BEST OF SHOW/Outstanding
2011 DUCKHORN VINEYARDS MERLOT THREE PALM VINEYARDS, Napa Valley, $95
A veteran Napa Merlot producer. The Three Palms has blue-black hue, with, cherry, black fruit, and oak spice aromas. Medium tannin, fleshly texture, plush, lush, with deep, complex finish. Needs time.
2011 DUCKHORN MERLOT Napa Valley, $55. Black cherry fruit, oak spice, leathery, with rich black fruit, finely textured, with richness and complexity in the finish.
2011 HELLER ESTATE MERLOT, Carmel Valley, $42. Dark berry hue, plum and oak spice aromas, easy oak, rich chocolate; approachable with stylish finish.
Monte Bello Vineyards
2011 RIDGE MERLOT MONTE BELLO VINEYARDS, Santa Cruz Mountains, $50. 100% Merlot. An immense wine with currant, plum and cherry in both aroma and taste. Mild tannins, hint of olive, with a great depth and elegant finish.
2011 ST. SUPERY MERLOT RUTHERFORD NAPA VALLEY, $50. Rich plum, blueberry and raspberry aromas with easy spice and oak, within a complex and lengthy finish that is still evolving. Give it time.
2012 PEJU MERLOT NAPA VALLEY, $35. BEST BUY
Cherry and plum aromas and in flavor, with added currant and olive notes. Nicely balanced. Mild tannin. Firm finish.
(Note: QRW does not use numerical ratings, believing that it is impossible to put a number to a nuance.
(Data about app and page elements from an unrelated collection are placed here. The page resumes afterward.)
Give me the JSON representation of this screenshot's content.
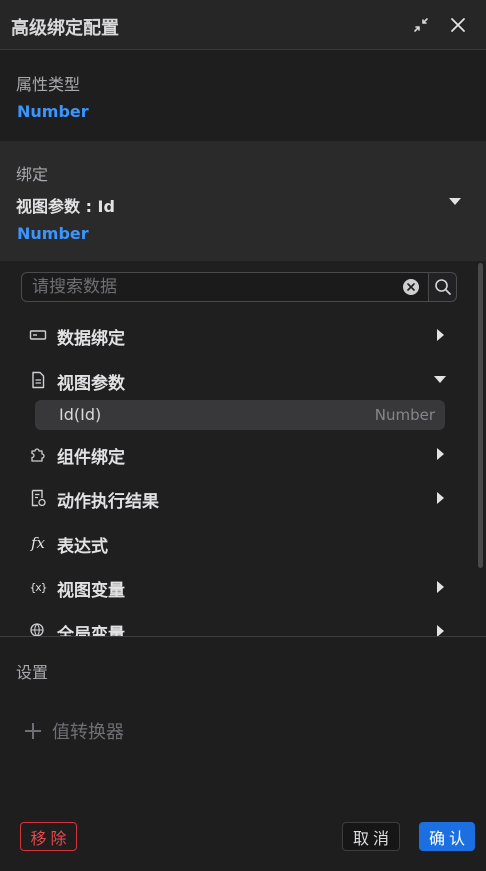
{
  "header": {
    "title": "高级绑定配置"
  },
  "property_type": {
    "label": "属性类型",
    "value": "Number"
  },
  "binding": {
    "label": "绑定",
    "selected": "视图参数 : Id",
    "type": "Number"
  },
  "search": {
    "placeholder": "请搜索数据",
    "value": ""
  },
  "tree": {
    "items": [
      {
        "label": "数据绑定",
        "icon": "data-binding-icon",
        "expanded": false
      },
      {
        "label": "视图参数",
        "icon": "document-icon",
        "expanded": true
      },
      {
        "label": "组件绑定",
        "icon": "puzzle-icon",
        "expanded": false
      },
      {
        "label": "动作执行结果",
        "icon": "action-result-icon",
        "expanded": false
      },
      {
        "label": "表达式",
        "icon": "fx-icon",
        "expanded": null
      },
      {
        "label": "视图变量",
        "icon": "variable-icon",
        "expanded": false
      },
      {
        "label": "全局变量",
        "icon": "globe-icon",
        "expanded": false
      }
    ],
    "sub_item": {
      "name": "Id(Id)",
      "type": "Number"
    }
  },
  "settings": {
    "label": "设置",
    "add_converter": "值转换器"
  },
  "footer": {
    "remove": "移除",
    "cancel": "取消",
    "ok": "确认"
  },
  "colors": {
    "accent": "#3a95ff",
    "primary_button": "#1b6fe0",
    "danger": "#e5484d"
  }
}
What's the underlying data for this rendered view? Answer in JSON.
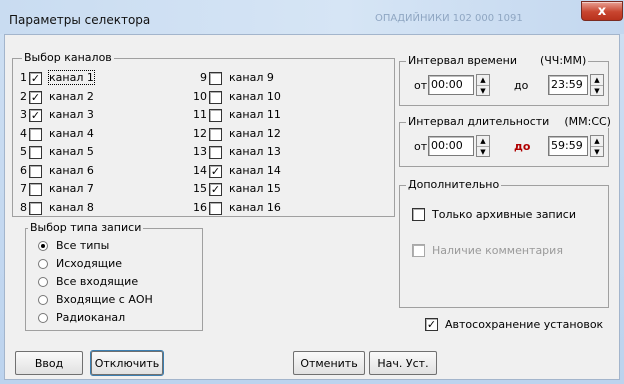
{
  "window": {
    "title": "Параметры селектора",
    "ghost_text": "ОПАДИЙНИКИ 102 000 1091",
    "close_glyph": "x"
  },
  "channels": {
    "title": "Выбор каналов",
    "items": [
      {
        "num": "1",
        "label": "канал 1",
        "checked": true
      },
      {
        "num": "2",
        "label": "канал 2",
        "checked": true
      },
      {
        "num": "3",
        "label": "канал 3",
        "checked": true
      },
      {
        "num": "4",
        "label": "канал 4",
        "checked": false
      },
      {
        "num": "5",
        "label": "канал 5",
        "checked": false
      },
      {
        "num": "6",
        "label": "канал 6",
        "checked": false
      },
      {
        "num": "7",
        "label": "канал 7",
        "checked": false
      },
      {
        "num": "8",
        "label": "канал 8",
        "checked": false
      },
      {
        "num": "9",
        "label": "канал 9",
        "checked": false
      },
      {
        "num": "10",
        "label": "канал 10",
        "checked": false
      },
      {
        "num": "11",
        "label": "канал 11",
        "checked": false
      },
      {
        "num": "12",
        "label": "канал 12",
        "checked": false
      },
      {
        "num": "13",
        "label": "канал 13",
        "checked": false
      },
      {
        "num": "14",
        "label": "канал 14",
        "checked": true
      },
      {
        "num": "15",
        "label": "канал 15",
        "checked": true
      },
      {
        "num": "16",
        "label": "канал 16",
        "checked": false
      }
    ]
  },
  "record_type": {
    "title": "Выбор типа записи",
    "options": [
      {
        "label": "Все типы",
        "selected": true
      },
      {
        "label": "Исходящие",
        "selected": false
      },
      {
        "label": "Все входящие",
        "selected": false
      },
      {
        "label": "Входящие с АОН",
        "selected": false
      },
      {
        "label": "Радиоканал",
        "selected": false
      }
    ]
  },
  "time_interval": {
    "title": "Интервал времени",
    "format": "(ЧЧ:ММ)",
    "from_label": "от",
    "from_value": "00:00",
    "to_label": "до",
    "to_value": "23:59"
  },
  "duration_interval": {
    "title": "Интервал длительности",
    "format": "(ММ:СС)",
    "from_label": "от",
    "from_value": "00:00",
    "to_label": "до",
    "to_value": "59:59"
  },
  "additional": {
    "title": "Дополнительно",
    "archive_only": {
      "label": "Только архивные записи",
      "checked": false
    },
    "has_comment": {
      "label": "Наличие комментария",
      "checked": false,
      "disabled": true
    }
  },
  "autosave": {
    "label": "Автосохранение установок",
    "checked": true
  },
  "buttons": {
    "enter": "Ввод",
    "disable": "Отключить",
    "cancel": "Отменить",
    "defaults": "Нач. Уст."
  },
  "glyphs": {
    "check": "✓",
    "spin_up": "▲",
    "spin_down": "▼"
  }
}
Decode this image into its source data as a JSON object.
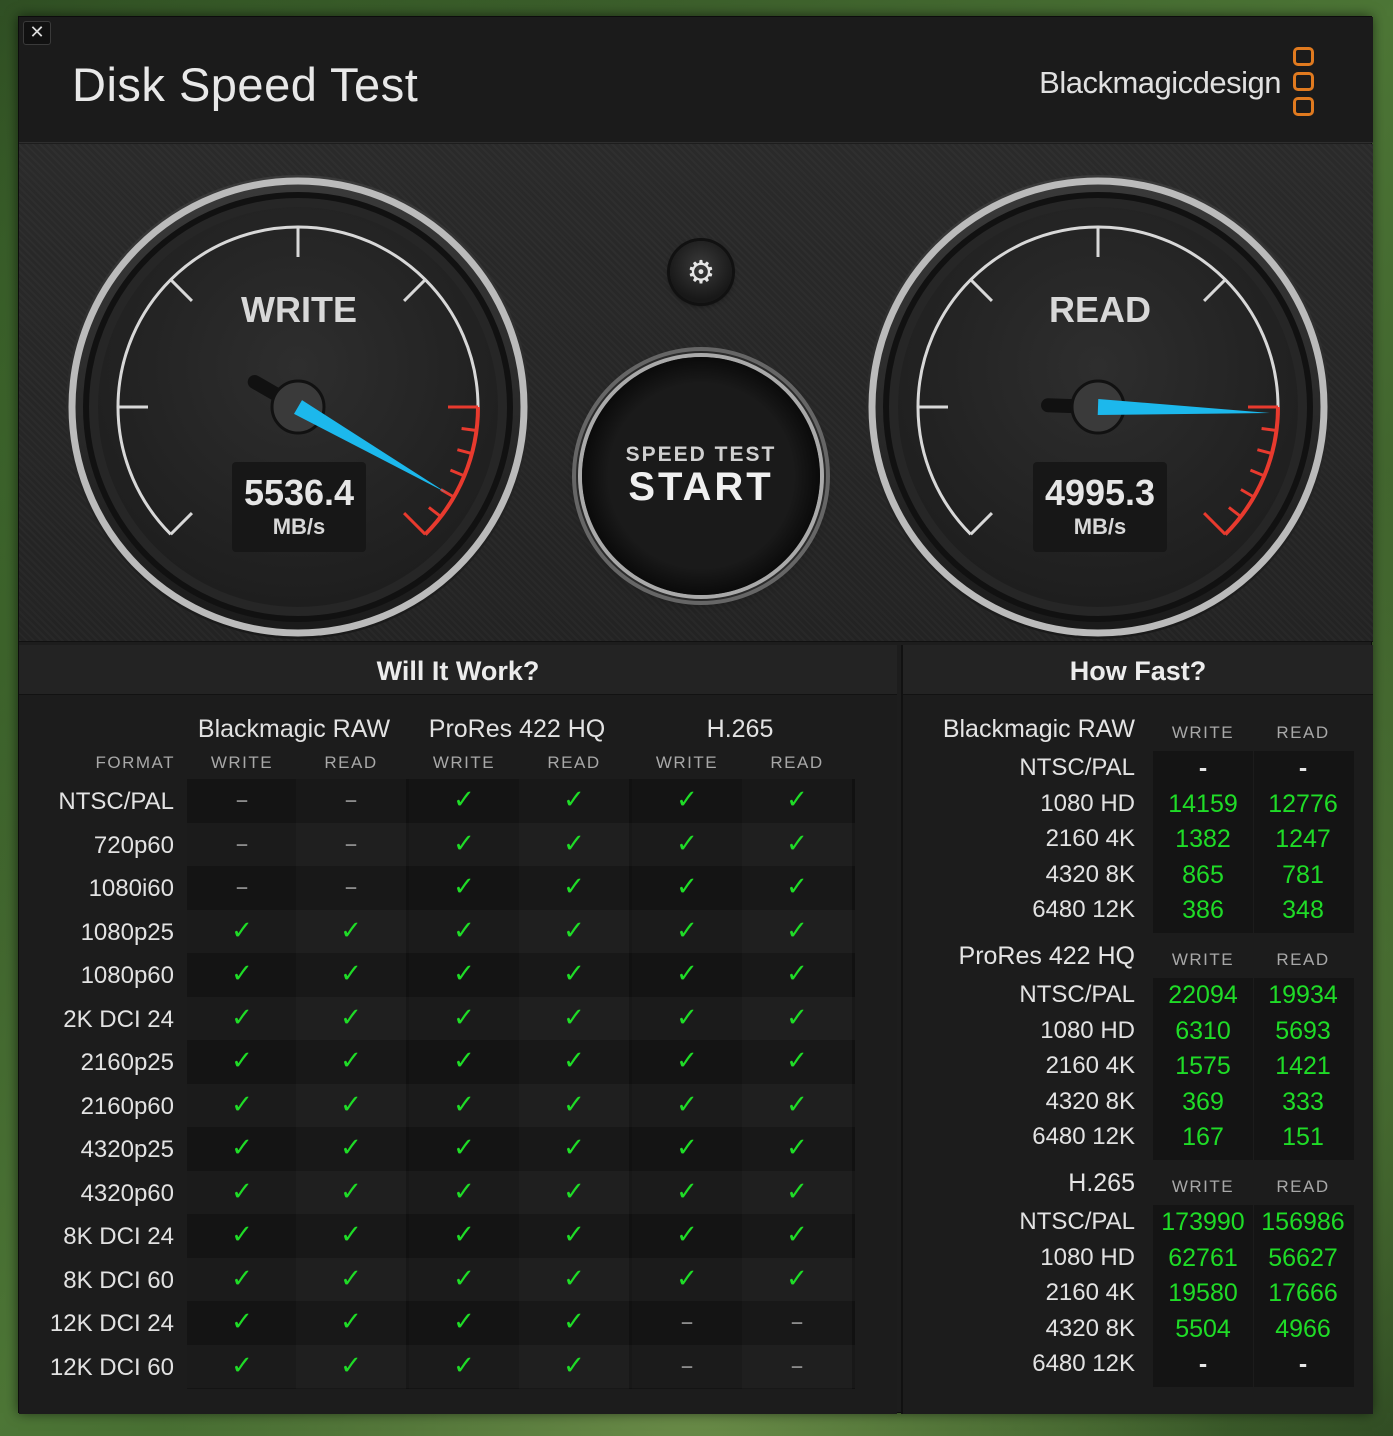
{
  "window": {
    "close_label": "✕"
  },
  "header": {
    "title": "Disk Speed Test",
    "brand": "Blackmagicdesign",
    "brand_color": "#e07a1f"
  },
  "gauges": {
    "write": {
      "label": "WRITE",
      "value": "5536.4",
      "unit": "MB/s"
    },
    "read": {
      "label": "READ",
      "value": "4995.3",
      "unit": "MB/s"
    },
    "needle_color": "#1cb8ec",
    "danger_color": "#e83a2e"
  },
  "controls": {
    "settings_icon": "gear-icon",
    "start_sub": "SPEED TEST",
    "start_main": "START"
  },
  "will_it_work": {
    "title": "Will It Work?",
    "format_header": "FORMAT",
    "write_header": "WRITE",
    "read_header": "READ",
    "codecs": [
      "Blackmagic RAW",
      "ProRes 422 HQ",
      "H.265"
    ],
    "rows": [
      {
        "format": "NTSC/PAL",
        "cells": [
          "–",
          "–",
          "✓",
          "✓",
          "✓",
          "✓"
        ]
      },
      {
        "format": "720p60",
        "cells": [
          "–",
          "–",
          "✓",
          "✓",
          "✓",
          "✓"
        ]
      },
      {
        "format": "1080i60",
        "cells": [
          "–",
          "–",
          "✓",
          "✓",
          "✓",
          "✓"
        ]
      },
      {
        "format": "1080p25",
        "cells": [
          "✓",
          "✓",
          "✓",
          "✓",
          "✓",
          "✓"
        ]
      },
      {
        "format": "1080p60",
        "cells": [
          "✓",
          "✓",
          "✓",
          "✓",
          "✓",
          "✓"
        ]
      },
      {
        "format": "2K DCI 24",
        "cells": [
          "✓",
          "✓",
          "✓",
          "✓",
          "✓",
          "✓"
        ]
      },
      {
        "format": "2160p25",
        "cells": [
          "✓",
          "✓",
          "✓",
          "✓",
          "✓",
          "✓"
        ]
      },
      {
        "format": "2160p60",
        "cells": [
          "✓",
          "✓",
          "✓",
          "✓",
          "✓",
          "✓"
        ]
      },
      {
        "format": "4320p25",
        "cells": [
          "✓",
          "✓",
          "✓",
          "✓",
          "✓",
          "✓"
        ]
      },
      {
        "format": "4320p60",
        "cells": [
          "✓",
          "✓",
          "✓",
          "✓",
          "✓",
          "✓"
        ]
      },
      {
        "format": "8K DCI 24",
        "cells": [
          "✓",
          "✓",
          "✓",
          "✓",
          "✓",
          "✓"
        ]
      },
      {
        "format": "8K DCI 60",
        "cells": [
          "✓",
          "✓",
          "✓",
          "✓",
          "✓",
          "✓"
        ]
      },
      {
        "format": "12K DCI 24",
        "cells": [
          "✓",
          "✓",
          "✓",
          "✓",
          "–",
          "–"
        ]
      },
      {
        "format": "12K DCI 60",
        "cells": [
          "✓",
          "✓",
          "✓",
          "✓",
          "–",
          "–"
        ]
      }
    ],
    "ok_color": "#1fdc27"
  },
  "how_fast": {
    "title": "How Fast?",
    "write_header": "WRITE",
    "read_header": "READ",
    "groups": [
      {
        "codec": "Blackmagic RAW",
        "rows": [
          {
            "format": "NTSC/PAL",
            "write": "-",
            "read": "-"
          },
          {
            "format": "1080 HD",
            "write": "14159",
            "read": "12776"
          },
          {
            "format": "2160 4K",
            "write": "1382",
            "read": "1247"
          },
          {
            "format": "4320 8K",
            "write": "865",
            "read": "781"
          },
          {
            "format": "6480 12K",
            "write": "386",
            "read": "348"
          }
        ]
      },
      {
        "codec": "ProRes 422 HQ",
        "rows": [
          {
            "format": "NTSC/PAL",
            "write": "22094",
            "read": "19934"
          },
          {
            "format": "1080 HD",
            "write": "6310",
            "read": "5693"
          },
          {
            "format": "2160 4K",
            "write": "1575",
            "read": "1421"
          },
          {
            "format": "4320 8K",
            "write": "369",
            "read": "333"
          },
          {
            "format": "6480 12K",
            "write": "167",
            "read": "151"
          }
        ]
      },
      {
        "codec": "H.265",
        "rows": [
          {
            "format": "NTSC/PAL",
            "write": "173990",
            "read": "156986"
          },
          {
            "format": "1080 HD",
            "write": "62761",
            "read": "56627"
          },
          {
            "format": "2160 4K",
            "write": "19580",
            "read": "17666"
          },
          {
            "format": "4320 8K",
            "write": "5504",
            "read": "4966"
          },
          {
            "format": "6480 12K",
            "write": "-",
            "read": "-"
          }
        ]
      }
    ]
  }
}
Rather, we offer trusty adjectives, like Outstanding, which means “wines of extraordinary character and quality—in a class by themselves.” The tasting consisted of current and available vintages only.
(Note: prices may vary in the U.S. from region to region.)